Today the Wall Street Journal dredged up some hausfrau to scold young women for spending their 20s trying to build themselves into something they like instead of focusing all their energy on finding a man. The laughably out-of-touch author writes:
Could you marry a man who isn't your intellectual or professional equal? Sure. But the likelihood is that it will be frustrating to be with someone who just can't keep up with you or your friends. When the conversation turns to Jean Cocteau or Henrik Ibsen, the Bayeux Tapestry or Noam Chomsky, you won't find that glazed look that comes over his face at all appealing.
I'd like to think that I'm the intellectual equal of most women. I'm a lawyer who went to a good school, I have a subscription to the New Yorker and I've mastered the basics of grooming. In my dating history I find that Cocteau, Ibsen, the Bayeux Tapestry and Chomsky rarely come up. Never, in fact. An intellectual equal is more likely someone else who gets Arrested Development, not some annoying pedant going on about existentialism. And if your criteria for an ideal mate is someone whose eyes don't glaze over when you bring up a 19th Century Danish playwright then you're eliminating a fairly large part of the dating universe.
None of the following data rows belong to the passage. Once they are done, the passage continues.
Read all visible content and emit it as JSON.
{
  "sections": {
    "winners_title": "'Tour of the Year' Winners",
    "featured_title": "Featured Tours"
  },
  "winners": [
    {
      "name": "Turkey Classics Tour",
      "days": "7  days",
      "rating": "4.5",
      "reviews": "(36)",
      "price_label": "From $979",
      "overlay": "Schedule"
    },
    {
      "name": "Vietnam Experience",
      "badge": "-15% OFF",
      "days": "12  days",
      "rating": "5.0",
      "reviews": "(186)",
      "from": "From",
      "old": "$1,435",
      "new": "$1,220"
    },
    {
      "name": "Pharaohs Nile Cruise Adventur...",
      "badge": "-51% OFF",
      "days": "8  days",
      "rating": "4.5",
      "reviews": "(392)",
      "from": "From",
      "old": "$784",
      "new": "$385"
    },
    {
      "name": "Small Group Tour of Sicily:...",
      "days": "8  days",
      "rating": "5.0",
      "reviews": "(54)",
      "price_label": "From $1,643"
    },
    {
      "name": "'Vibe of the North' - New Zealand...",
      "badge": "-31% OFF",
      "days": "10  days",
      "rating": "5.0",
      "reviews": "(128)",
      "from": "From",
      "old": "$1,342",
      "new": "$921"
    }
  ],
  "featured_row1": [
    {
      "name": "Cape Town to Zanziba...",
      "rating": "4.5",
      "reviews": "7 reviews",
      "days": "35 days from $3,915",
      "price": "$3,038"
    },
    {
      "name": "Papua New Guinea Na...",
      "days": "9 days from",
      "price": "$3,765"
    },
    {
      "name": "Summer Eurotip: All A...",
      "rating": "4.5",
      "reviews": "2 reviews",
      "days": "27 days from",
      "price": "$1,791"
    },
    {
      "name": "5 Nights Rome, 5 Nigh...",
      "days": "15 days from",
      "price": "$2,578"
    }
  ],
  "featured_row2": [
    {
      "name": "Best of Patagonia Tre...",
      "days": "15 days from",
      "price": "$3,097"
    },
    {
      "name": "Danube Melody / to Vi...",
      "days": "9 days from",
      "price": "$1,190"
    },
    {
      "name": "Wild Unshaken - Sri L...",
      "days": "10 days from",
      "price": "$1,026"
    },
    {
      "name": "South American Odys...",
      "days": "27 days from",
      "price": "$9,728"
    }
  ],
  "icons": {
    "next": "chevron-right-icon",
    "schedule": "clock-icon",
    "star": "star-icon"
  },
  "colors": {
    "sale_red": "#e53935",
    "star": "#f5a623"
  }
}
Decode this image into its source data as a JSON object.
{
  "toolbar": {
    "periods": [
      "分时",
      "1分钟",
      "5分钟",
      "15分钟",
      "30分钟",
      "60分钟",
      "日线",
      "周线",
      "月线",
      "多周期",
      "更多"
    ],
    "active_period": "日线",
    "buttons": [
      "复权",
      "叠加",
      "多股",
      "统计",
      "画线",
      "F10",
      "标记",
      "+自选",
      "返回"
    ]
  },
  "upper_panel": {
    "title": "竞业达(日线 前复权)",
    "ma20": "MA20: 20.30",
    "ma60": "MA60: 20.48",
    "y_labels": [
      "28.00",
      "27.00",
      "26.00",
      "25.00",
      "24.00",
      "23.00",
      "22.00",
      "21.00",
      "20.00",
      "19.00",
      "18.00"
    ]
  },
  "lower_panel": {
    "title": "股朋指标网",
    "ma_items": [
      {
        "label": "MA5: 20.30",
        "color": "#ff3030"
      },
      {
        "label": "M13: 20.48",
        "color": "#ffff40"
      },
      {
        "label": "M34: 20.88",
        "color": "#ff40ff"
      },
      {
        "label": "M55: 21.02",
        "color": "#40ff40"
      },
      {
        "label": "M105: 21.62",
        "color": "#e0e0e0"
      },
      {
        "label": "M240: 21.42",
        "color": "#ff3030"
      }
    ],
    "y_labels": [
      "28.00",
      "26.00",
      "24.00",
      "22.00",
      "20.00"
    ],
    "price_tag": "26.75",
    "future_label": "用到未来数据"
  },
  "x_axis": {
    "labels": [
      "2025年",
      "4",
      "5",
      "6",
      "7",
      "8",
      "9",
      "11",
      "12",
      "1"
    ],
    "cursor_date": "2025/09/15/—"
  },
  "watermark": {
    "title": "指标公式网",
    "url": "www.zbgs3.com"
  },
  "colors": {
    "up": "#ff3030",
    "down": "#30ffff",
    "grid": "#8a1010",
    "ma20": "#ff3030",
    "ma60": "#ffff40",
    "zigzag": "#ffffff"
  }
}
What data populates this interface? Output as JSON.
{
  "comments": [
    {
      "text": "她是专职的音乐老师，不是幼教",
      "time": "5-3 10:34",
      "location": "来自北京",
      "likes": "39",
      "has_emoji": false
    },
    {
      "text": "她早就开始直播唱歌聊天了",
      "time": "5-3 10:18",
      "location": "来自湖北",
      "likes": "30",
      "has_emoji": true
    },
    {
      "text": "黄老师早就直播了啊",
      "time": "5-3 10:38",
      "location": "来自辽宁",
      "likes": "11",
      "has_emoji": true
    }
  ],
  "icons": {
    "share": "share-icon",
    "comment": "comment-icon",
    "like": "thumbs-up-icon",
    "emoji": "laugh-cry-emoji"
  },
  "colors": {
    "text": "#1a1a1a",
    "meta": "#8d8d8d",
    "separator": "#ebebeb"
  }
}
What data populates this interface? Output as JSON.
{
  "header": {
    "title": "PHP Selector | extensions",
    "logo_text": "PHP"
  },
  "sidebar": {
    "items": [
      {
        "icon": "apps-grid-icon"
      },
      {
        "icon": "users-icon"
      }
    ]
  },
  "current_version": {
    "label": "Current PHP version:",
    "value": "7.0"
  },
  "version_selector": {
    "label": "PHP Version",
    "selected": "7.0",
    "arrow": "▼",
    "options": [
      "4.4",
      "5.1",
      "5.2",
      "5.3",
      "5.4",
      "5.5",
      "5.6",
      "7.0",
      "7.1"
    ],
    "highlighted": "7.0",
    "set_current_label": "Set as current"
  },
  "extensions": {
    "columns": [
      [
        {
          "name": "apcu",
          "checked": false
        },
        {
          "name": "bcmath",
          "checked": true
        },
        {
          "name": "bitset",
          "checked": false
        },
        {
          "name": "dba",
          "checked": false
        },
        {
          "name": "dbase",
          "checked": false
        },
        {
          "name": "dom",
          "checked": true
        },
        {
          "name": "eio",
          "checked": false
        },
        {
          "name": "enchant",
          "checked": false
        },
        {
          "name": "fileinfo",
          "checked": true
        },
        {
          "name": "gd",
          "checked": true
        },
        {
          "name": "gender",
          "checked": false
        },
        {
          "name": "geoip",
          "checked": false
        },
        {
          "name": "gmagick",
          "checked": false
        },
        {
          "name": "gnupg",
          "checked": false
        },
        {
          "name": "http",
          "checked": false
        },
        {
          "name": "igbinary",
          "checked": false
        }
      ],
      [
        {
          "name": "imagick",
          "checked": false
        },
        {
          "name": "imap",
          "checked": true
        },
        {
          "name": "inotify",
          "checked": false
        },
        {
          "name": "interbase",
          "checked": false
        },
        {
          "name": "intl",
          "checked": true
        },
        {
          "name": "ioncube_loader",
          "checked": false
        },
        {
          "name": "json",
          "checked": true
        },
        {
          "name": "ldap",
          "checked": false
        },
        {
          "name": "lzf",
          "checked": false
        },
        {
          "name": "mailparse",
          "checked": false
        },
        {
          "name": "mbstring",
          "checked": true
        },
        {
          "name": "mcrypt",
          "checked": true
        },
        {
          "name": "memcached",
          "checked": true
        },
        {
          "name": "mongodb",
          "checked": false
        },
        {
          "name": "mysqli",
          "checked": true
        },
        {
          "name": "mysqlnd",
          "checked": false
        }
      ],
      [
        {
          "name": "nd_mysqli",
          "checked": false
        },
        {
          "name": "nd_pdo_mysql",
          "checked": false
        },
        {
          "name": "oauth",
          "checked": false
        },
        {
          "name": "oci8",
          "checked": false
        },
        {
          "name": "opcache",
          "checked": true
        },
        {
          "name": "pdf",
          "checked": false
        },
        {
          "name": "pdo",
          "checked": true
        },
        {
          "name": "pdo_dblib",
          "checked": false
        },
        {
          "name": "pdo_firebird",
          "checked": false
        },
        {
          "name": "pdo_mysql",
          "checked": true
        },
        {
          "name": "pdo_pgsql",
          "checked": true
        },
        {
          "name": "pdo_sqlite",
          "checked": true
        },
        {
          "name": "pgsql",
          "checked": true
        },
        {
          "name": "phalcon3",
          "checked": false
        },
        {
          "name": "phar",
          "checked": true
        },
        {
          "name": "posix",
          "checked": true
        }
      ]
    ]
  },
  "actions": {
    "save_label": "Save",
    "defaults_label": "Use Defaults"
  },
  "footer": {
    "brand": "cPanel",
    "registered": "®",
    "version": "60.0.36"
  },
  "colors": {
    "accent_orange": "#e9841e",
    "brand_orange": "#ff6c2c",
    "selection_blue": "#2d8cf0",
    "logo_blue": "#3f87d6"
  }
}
You're allowed to be picky, but Ibsen is a fairly haphazard line to draw in the sand.
But I decided to test Ms. Patton's hypothesis. I searched a typical OKCupid search (5 miles of Williamsburg so I can capture intellectuals on both sides of the East River, ages 24-31 so it's post-collegiate but not too old) for people mentioning Cocteau, Ibsen, Bayeux Tapestry and Chomsky. The results broken down by gender:
1. The WSJ opinion page is still full of shit. At least they didn't compare anything to Kristallnacht this time though.
2. There's probably someone out there who likes the same weird shit that you do. In fact, if you're searching for a male Cocteau or Chomsky fan, then you get the pick of the litter.
3. Unless you like the Bayeux Tapestry. Poor girl. Hopefully she can find a man that wants to talk about the Bayeux Tapestry, or is willing to settle for those unfamiliar with the Norman Romanesque.